Dataset excerpts

↓

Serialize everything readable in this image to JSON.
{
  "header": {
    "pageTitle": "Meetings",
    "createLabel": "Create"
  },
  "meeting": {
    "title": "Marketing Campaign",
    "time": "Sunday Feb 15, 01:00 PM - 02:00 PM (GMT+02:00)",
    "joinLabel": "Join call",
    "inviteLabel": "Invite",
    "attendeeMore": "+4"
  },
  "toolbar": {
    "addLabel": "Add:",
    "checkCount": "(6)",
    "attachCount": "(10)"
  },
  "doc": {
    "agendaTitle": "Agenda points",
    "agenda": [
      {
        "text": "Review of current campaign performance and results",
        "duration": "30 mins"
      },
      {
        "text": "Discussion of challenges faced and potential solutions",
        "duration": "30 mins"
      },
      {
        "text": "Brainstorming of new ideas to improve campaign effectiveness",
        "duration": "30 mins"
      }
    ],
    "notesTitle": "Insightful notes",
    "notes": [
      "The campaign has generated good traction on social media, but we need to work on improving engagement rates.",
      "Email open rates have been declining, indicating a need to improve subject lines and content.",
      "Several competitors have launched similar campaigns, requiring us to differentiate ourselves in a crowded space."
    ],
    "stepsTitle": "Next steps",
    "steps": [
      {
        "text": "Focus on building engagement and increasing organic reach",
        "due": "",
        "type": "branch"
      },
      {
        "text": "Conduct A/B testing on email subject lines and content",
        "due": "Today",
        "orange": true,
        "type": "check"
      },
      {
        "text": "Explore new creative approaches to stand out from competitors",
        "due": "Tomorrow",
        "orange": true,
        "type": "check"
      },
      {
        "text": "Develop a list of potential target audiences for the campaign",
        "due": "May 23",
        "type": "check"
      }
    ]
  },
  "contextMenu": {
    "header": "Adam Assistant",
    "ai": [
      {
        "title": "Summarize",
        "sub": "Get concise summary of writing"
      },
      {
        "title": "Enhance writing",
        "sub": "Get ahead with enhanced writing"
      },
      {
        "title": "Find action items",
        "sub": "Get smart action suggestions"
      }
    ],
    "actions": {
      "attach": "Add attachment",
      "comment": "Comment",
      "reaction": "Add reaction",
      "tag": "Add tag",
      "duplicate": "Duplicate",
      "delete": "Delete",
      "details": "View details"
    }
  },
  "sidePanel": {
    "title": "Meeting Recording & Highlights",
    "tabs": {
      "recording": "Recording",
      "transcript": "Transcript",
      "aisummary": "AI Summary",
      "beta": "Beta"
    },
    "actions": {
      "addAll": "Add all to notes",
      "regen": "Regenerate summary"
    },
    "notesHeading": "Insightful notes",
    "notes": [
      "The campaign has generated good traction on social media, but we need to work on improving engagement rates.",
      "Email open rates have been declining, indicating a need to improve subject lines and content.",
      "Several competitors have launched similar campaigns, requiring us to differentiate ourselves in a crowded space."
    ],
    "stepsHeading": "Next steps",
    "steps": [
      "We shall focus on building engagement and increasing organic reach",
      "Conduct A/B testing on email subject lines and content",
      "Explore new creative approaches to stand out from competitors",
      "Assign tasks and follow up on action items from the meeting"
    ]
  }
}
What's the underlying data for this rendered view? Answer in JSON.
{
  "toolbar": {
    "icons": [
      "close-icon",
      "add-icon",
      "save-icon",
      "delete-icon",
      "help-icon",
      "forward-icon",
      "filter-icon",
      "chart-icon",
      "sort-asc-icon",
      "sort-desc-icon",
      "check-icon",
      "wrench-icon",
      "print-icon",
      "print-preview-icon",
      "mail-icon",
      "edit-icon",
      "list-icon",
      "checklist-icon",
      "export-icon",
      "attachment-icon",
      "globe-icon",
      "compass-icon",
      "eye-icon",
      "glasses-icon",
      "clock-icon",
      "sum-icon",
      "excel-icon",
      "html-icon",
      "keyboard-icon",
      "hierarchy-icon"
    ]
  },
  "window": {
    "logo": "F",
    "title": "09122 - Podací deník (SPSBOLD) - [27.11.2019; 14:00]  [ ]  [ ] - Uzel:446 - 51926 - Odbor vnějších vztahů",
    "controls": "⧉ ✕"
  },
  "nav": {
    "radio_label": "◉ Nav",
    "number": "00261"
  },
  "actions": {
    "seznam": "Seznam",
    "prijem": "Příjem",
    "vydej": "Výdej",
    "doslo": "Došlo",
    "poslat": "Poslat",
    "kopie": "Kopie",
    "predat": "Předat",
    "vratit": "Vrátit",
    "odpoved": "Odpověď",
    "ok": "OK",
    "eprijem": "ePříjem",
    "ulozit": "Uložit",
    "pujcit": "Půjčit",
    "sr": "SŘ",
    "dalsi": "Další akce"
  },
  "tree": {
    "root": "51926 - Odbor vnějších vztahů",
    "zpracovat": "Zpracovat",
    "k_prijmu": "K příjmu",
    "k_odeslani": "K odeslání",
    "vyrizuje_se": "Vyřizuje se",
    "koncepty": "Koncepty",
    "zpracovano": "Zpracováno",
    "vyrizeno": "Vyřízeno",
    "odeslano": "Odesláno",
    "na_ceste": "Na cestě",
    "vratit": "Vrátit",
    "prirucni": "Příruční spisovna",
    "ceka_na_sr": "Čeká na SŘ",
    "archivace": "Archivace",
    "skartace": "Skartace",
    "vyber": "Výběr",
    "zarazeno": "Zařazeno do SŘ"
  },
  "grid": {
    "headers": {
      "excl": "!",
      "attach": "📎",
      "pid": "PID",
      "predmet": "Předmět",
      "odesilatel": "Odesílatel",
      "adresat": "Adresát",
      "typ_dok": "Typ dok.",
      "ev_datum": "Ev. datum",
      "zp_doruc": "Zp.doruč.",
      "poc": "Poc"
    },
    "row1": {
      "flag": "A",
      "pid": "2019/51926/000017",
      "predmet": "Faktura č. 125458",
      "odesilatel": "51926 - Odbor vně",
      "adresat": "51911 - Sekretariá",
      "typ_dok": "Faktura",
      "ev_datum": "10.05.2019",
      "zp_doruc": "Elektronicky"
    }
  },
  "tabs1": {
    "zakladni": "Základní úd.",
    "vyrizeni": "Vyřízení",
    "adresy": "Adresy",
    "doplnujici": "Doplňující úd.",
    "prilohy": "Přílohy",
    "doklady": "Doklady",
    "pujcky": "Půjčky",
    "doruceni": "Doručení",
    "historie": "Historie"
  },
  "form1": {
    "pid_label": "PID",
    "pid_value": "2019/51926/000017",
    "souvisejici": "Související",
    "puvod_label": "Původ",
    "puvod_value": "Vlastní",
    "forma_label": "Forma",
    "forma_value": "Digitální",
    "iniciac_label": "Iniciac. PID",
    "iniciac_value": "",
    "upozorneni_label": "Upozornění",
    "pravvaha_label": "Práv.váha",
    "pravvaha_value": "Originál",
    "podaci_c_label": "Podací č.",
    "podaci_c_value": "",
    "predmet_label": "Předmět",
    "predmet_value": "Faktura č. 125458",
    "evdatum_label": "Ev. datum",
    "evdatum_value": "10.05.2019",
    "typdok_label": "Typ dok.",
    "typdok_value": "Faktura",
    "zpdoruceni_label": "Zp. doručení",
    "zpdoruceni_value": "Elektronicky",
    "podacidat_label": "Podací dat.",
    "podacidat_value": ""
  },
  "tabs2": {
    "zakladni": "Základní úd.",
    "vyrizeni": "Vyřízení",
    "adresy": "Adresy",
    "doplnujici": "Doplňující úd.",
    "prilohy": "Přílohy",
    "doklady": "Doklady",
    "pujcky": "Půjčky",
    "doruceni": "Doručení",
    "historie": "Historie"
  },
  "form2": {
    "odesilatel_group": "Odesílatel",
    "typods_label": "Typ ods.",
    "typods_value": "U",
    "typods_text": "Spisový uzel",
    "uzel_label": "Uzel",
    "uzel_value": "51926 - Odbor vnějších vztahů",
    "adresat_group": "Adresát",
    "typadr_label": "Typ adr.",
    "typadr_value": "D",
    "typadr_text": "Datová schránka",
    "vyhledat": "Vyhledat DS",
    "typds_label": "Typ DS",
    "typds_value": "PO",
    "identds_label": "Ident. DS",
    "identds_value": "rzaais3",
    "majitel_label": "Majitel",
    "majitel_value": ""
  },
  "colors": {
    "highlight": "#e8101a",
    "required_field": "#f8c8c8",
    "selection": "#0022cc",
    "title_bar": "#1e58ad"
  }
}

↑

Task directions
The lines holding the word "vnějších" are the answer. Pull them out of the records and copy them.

Result for this task
    "title": "09122 - Podací deník (SPSBOLD) - [27.11.2019; 14:00]  [ ]  [ ] - Uzel:446 - 51926 - Odbor vnějších vztahů",
    "root": "51926 - Odbor vnějších vztahů",
    "uzel_value": "51926 - Odbor vnějších vztahů",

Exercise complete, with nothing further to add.